Peloton (NASDAQ:PTON) was making headlines last week. In a rare (for 2021 and 2022) bit of good news for shareholders, PTON stock rallied 28% over the course of the week. The catalyst was an analyst upgrade that rated PTON as “outperform,” giving the stock a $40 price target.
With at least one analyst projecting PTON has 50% upside, a considerable paying user base to work with and a new CEO trying to right the ship, is it time to put the past 15 months behind and embrace PTON’s potential to be a long-term growth stock?
I don’t want to burst your bubble if you see this at the start of Peloton’s great comeback story, but I don’t buy it. It’s not just that the company needs to address so many issues, ranging from fixing its supply chain (even tougher now that the company is scrapping its planned U.S. factory) to selling rusted bikes to consumers. The company is facing challenges from multiple directions, including competition for both bike buyers and fitness subscribers. There are also economic factors that spell trouble.
Here are the details on why you should still avoid PTON stock.
Gym Attendance Is Recovering
The first of Peloton’s many challenges is one that has been a factor since early last year. Gym attendance is bouncing back to pre-pandemic levels. It’s no secret that the key to PTON stock’s dramatic rise through 2020 was the pandemic. Cities experienced lockdowns, gyms were temporarily shuttered and people ordered Peloton bikes to get their fitness fix at home.
The country re-opened in 2021, kicking off the reversal in Peloton’s fortunes. Covid-19 may still be around, but the appetite for further lockdowns is low. That puts Peloton back in competition with traditional gyms, fitness clubs and spin classes. Even with a basic app subscription for $12.99 per month, Peloton isn’t particularly cost-effective compared to a budget gym membership, which also gives you access to workout equipment.
Other Companies Make Premium Exercise Equipment
Peloton’s reputation for making premium, must-have fitness bikes (and treadmills) has been tarnished. From the aforementioned issue of selling rusty equipment to unwitting consumers, to safety recalls and fluctuating prices, the reputation — and desirability — of Peloton products has taken a hit.

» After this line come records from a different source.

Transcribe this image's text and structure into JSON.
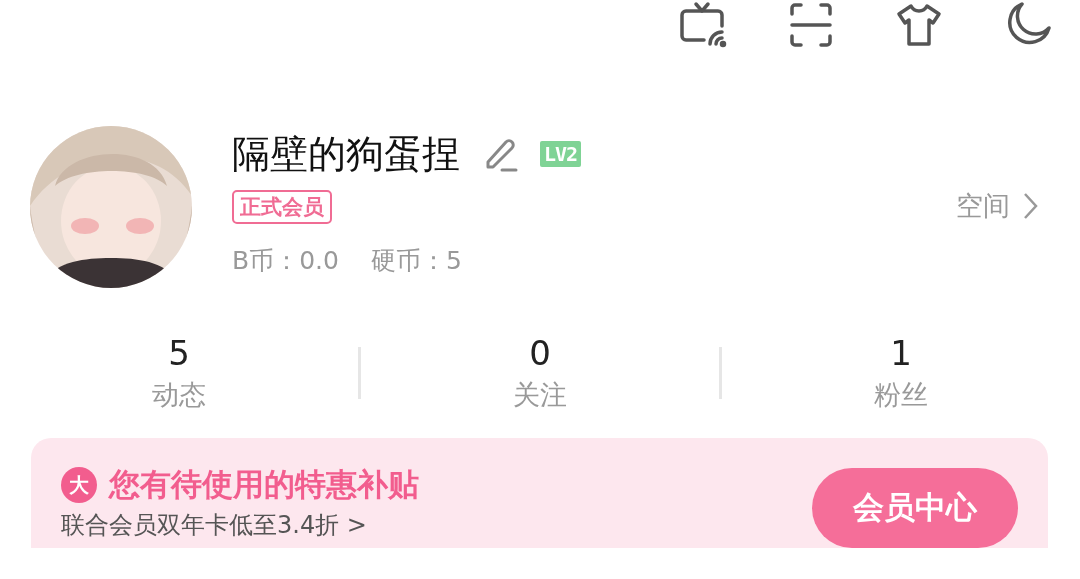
{
  "profile": {
    "name": "隔壁的狗蛋捏",
    "level": "LV2",
    "vip_tag": "正式会员",
    "coins": [
      {
        "label": "B币：",
        "value": "0.0"
      },
      {
        "label": "硬币：",
        "value": "5"
      }
    ],
    "space_link": "空间"
  },
  "stats": [
    {
      "value": "5",
      "label": "动态"
    },
    {
      "value": "0",
      "label": "关注"
    },
    {
      "value": "1",
      "label": "粉丝"
    }
  ],
  "vip_banner": {
    "badge": "大",
    "title": "您有待使用的特惠补贴",
    "subtitle": "联合会员双年卡低至3.4折 >",
    "button": "会员中心"
  }
}
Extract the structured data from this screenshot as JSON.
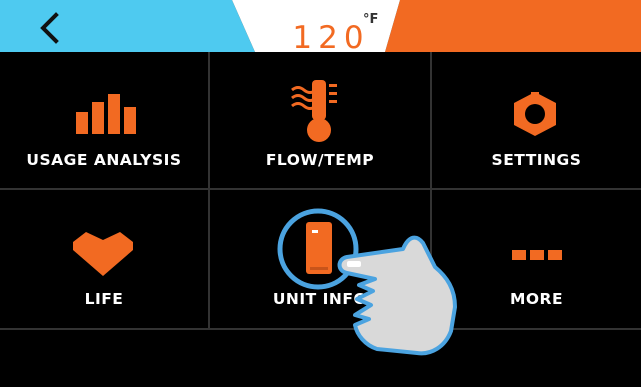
{
  "header": {
    "back_icon": "chevron-left-icon",
    "temperature": "120",
    "unit": "°F",
    "colors": {
      "left": "#4ecaf0",
      "right": "#f26a22",
      "badge": "#ffffff",
      "temp_text": "#f26a22"
    }
  },
  "menu": {
    "items": [
      {
        "label": "USAGE ANALYSIS",
        "icon": "bar-chart-icon"
      },
      {
        "label": "FLOW/TEMP",
        "icon": "thermometer-icon"
      },
      {
        "label": "SETTINGS",
        "icon": "gear-icon"
      },
      {
        "label": "LIFE",
        "icon": "heart-icon"
      },
      {
        "label": "UNIT INFO",
        "icon": "water-heater-unit-icon"
      },
      {
        "label": "MORE",
        "icon": "more-icon"
      }
    ],
    "accent": "#f26a22",
    "highlight": "#4ba3e0"
  },
  "overlay": {
    "icon": "pointing-hand-icon"
  }
}
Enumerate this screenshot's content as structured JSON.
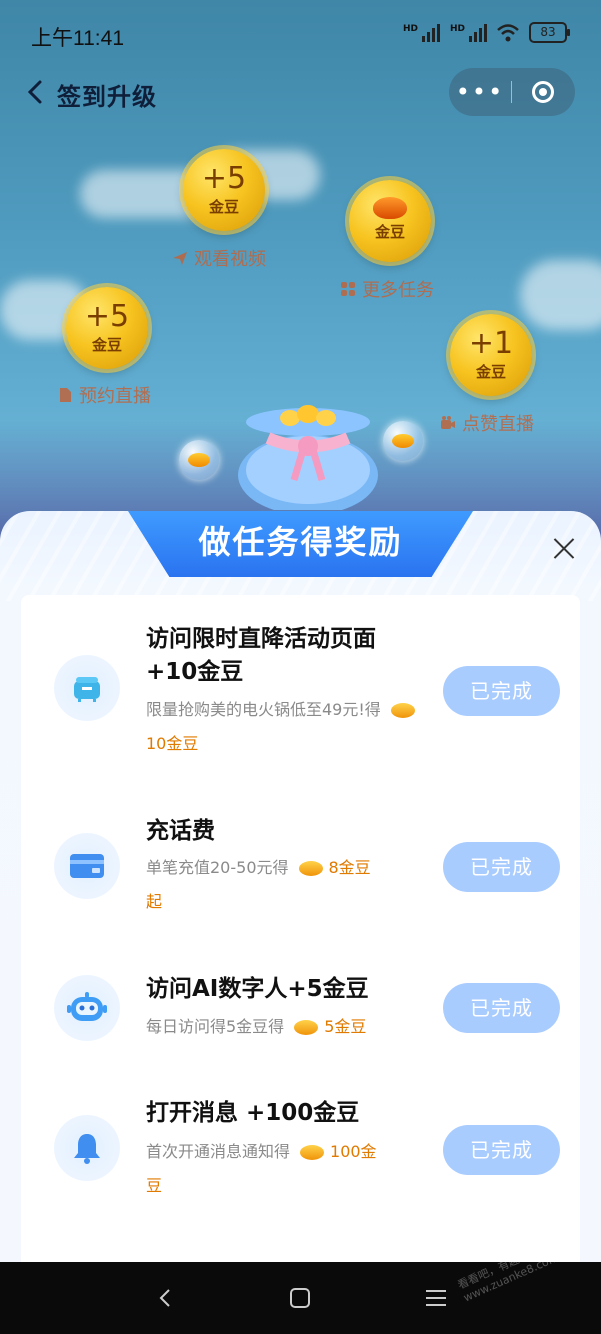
{
  "status_bar": {
    "time": "上午11:41",
    "battery": "83"
  },
  "header": {
    "title": "签到升级"
  },
  "coins": [
    {
      "value": "+5",
      "unit": "金豆",
      "label": "观看视频",
      "icon": "paper-plane-icon"
    },
    {
      "value": "",
      "unit": "金豆",
      "label": "更多任务",
      "icon": "grid-icon"
    },
    {
      "value": "+5",
      "unit": "金豆",
      "label": "预约直播",
      "icon": "document-icon"
    },
    {
      "value": "+1",
      "unit": "金豆",
      "label": "点赞直播",
      "icon": "video-camera-icon"
    }
  ],
  "panel": {
    "title": "做任务得奖励"
  },
  "tasks": [
    {
      "title": "访问限时直降活动页面+10金豆",
      "desc": "限量抢购美的电火锅低至49元!得",
      "reward": "10金豆",
      "button": "已完成",
      "icon": "rice-cooker-icon"
    },
    {
      "title": "充话费",
      "desc": "单笔充值20-50元得",
      "reward": "8金豆",
      "reward_suffix": "起",
      "button": "已完成",
      "icon": "card-icon"
    },
    {
      "title": "访问AI数字人+5金豆",
      "desc": "每日访问得5金豆得",
      "reward": "5金豆",
      "button": "已完成",
      "icon": "robot-icon"
    },
    {
      "title": "打开消息 +100金豆",
      "desc": "首次开通消息通知得",
      "reward": "100金",
      "reward_suffix": "豆",
      "button": "已完成",
      "icon": "bell-icon"
    }
  ],
  "watermark": "看看吧，有趣一起赚！ www.zuanke8.com"
}
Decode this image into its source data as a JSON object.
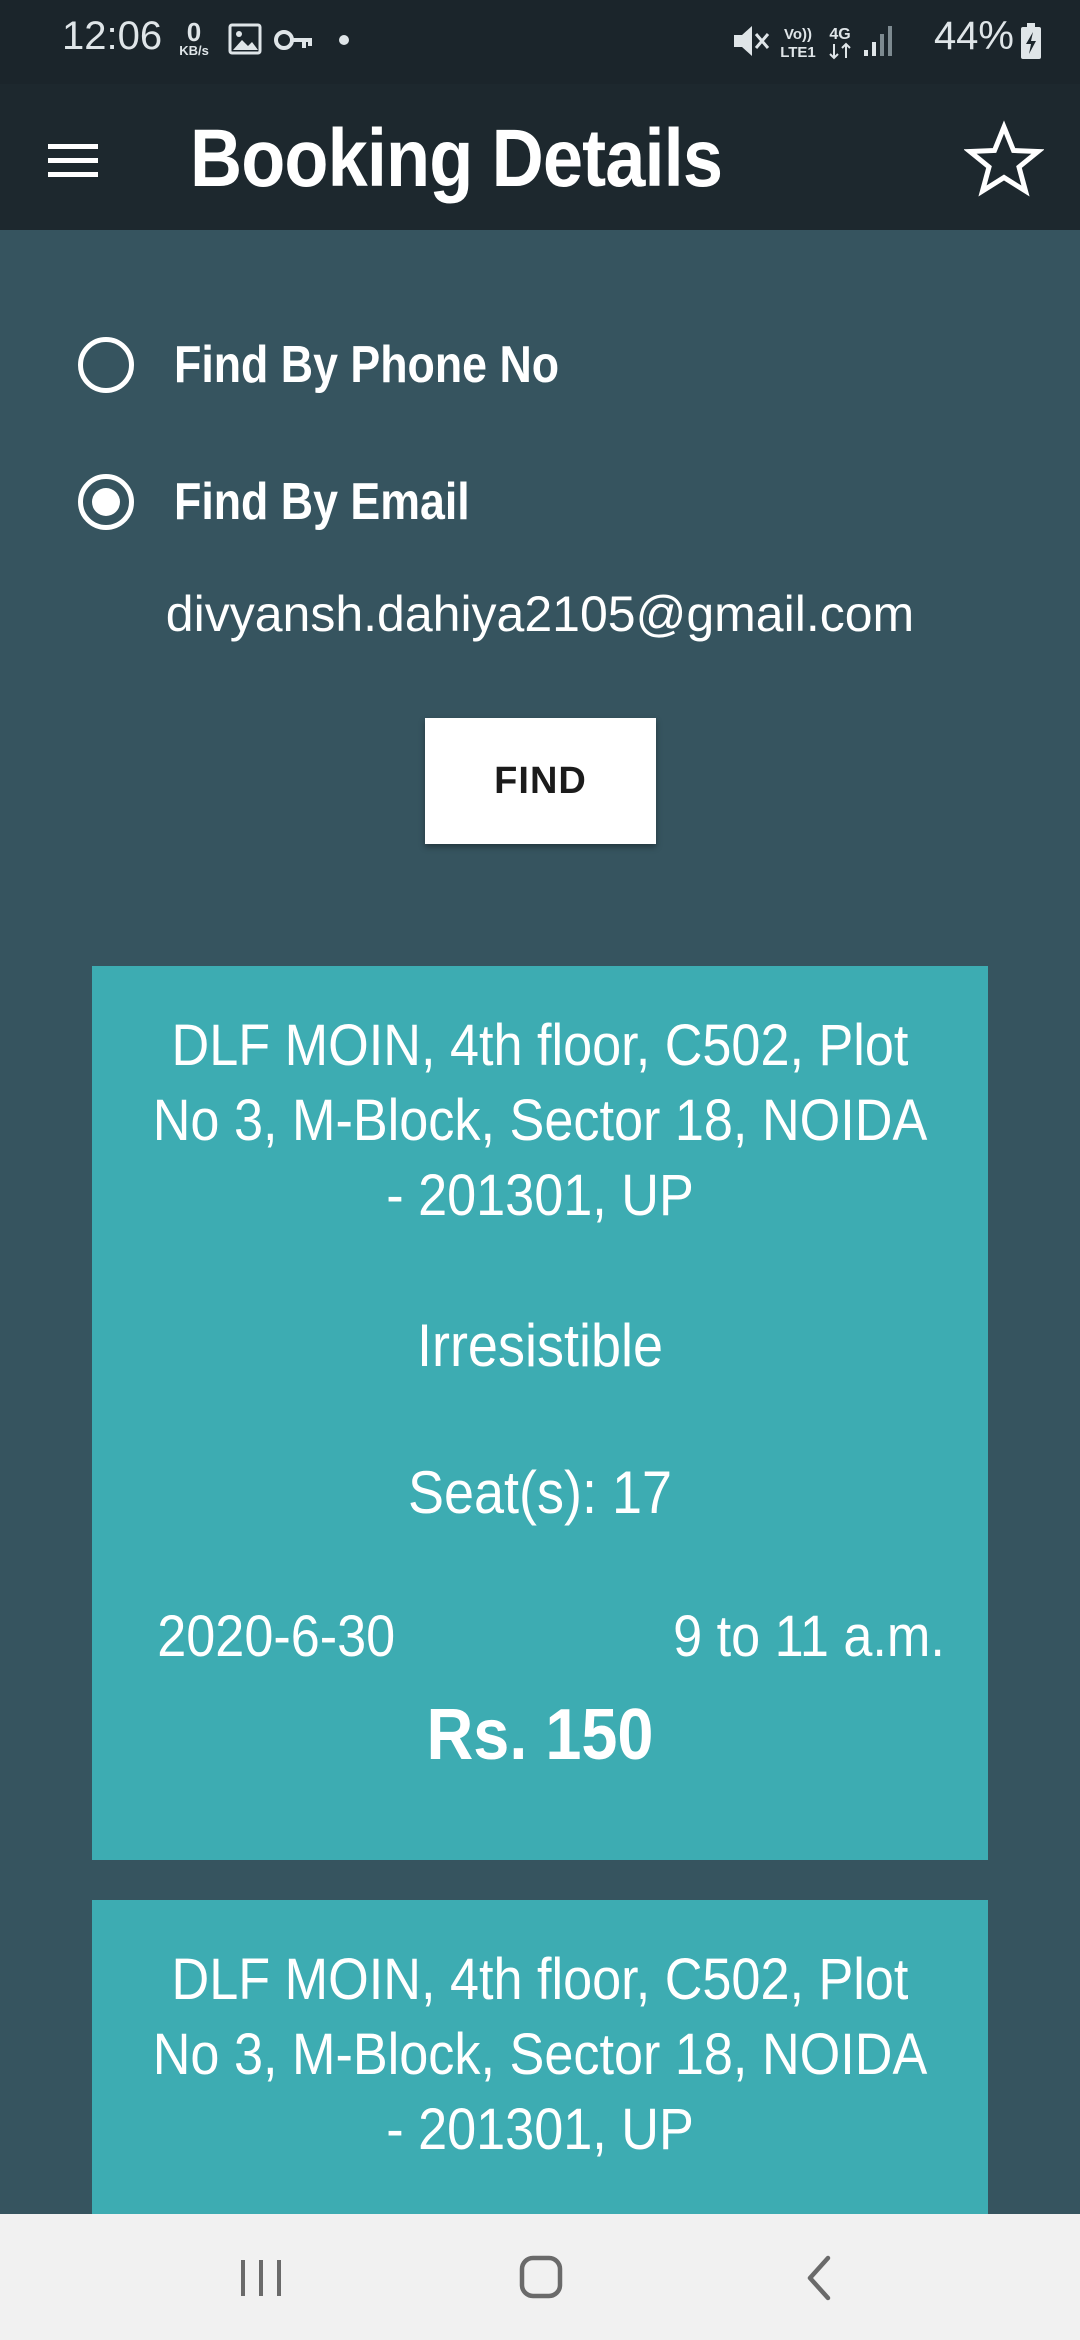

Awareness has grown that Peloton doesn’t have a monopoly on high-end bikes and treadmills. There are many companies making premium, home fitness equipment, that’s competitive with Peloton’s offerings.
Apple Is After Its Subscribers
The company is increasingly looking to its Peloton App as a key element in future growth. With a $12.99 month subscription model, it offers at-home fitness instruction without the need to buy a costly bike. Sounds good. But Apple (NASDAQ:AAPL) is a big problem here.
In Peloton’s core U.S. market, Apple’s iPhone rules. And Apple is heavily pushing its own Apple Fitness+ subscription fitness app. It’s priced the same as the Peloton App at $12.99, but Apple includes Fitness+ as part of its all-in-one Apple One subscription service. Apple is not only able to promote its apps to iPhone owners through prominent placement and free trials for new iPhone buyers, the company’s privacy features are making it much more difficult for companies like Peloton to target iPhone owners with ads.
Economic Factors May Squeeze Consumer Spending
In addition to all the direct threats to its business, Peloton is also facing challenging economic conditions. Rising interest rates and runaway inflation adds pricing pressure. However, if Peloton raises prices, it risks losing customers to cheaper alternatives. In addition, tough economic times like these can result in consumers tightening their spending in general as they look for ways to cut costs. Expensive exercise equipment and monthly app fees are liable to be on the chopping block for many.
Bottom Line on PTON Stock
I’m not saying that when all is said and done, Peloton won’t be able to turn things around. Anything is possible. Despite all the negatives surrounding the company, it still has many fans and a large base of users who are willing to pay a monthly subscription fee.
That being said, I do not share the optimism of some analysts — certainly not those who are projecting 50% upside for PTON stock. Despite its encouraging week, PTON stock remains down 22% in 2022. Over the past 12 months, it has dropped by 75%. The company faces an uphill battle with fierce competition, a resurgent gym industry and economic storm clouds. PTON stock may have rallied last week, but it still scores lowly “F” rating across the board in Portfolio Grader. That’s an “F” for its fundamental grade, an “F” for its quantitative grade and an “F” total grade.
I said it in February, and I’ll say it again now. PTON stock has no place in your growth portfolio.
On the date of publication, neither Louis Navellier nor the InvestorPlace Research Staff member primarily responsible for this article held (either directly or indirectly) any positions in the securities mentioned in this article.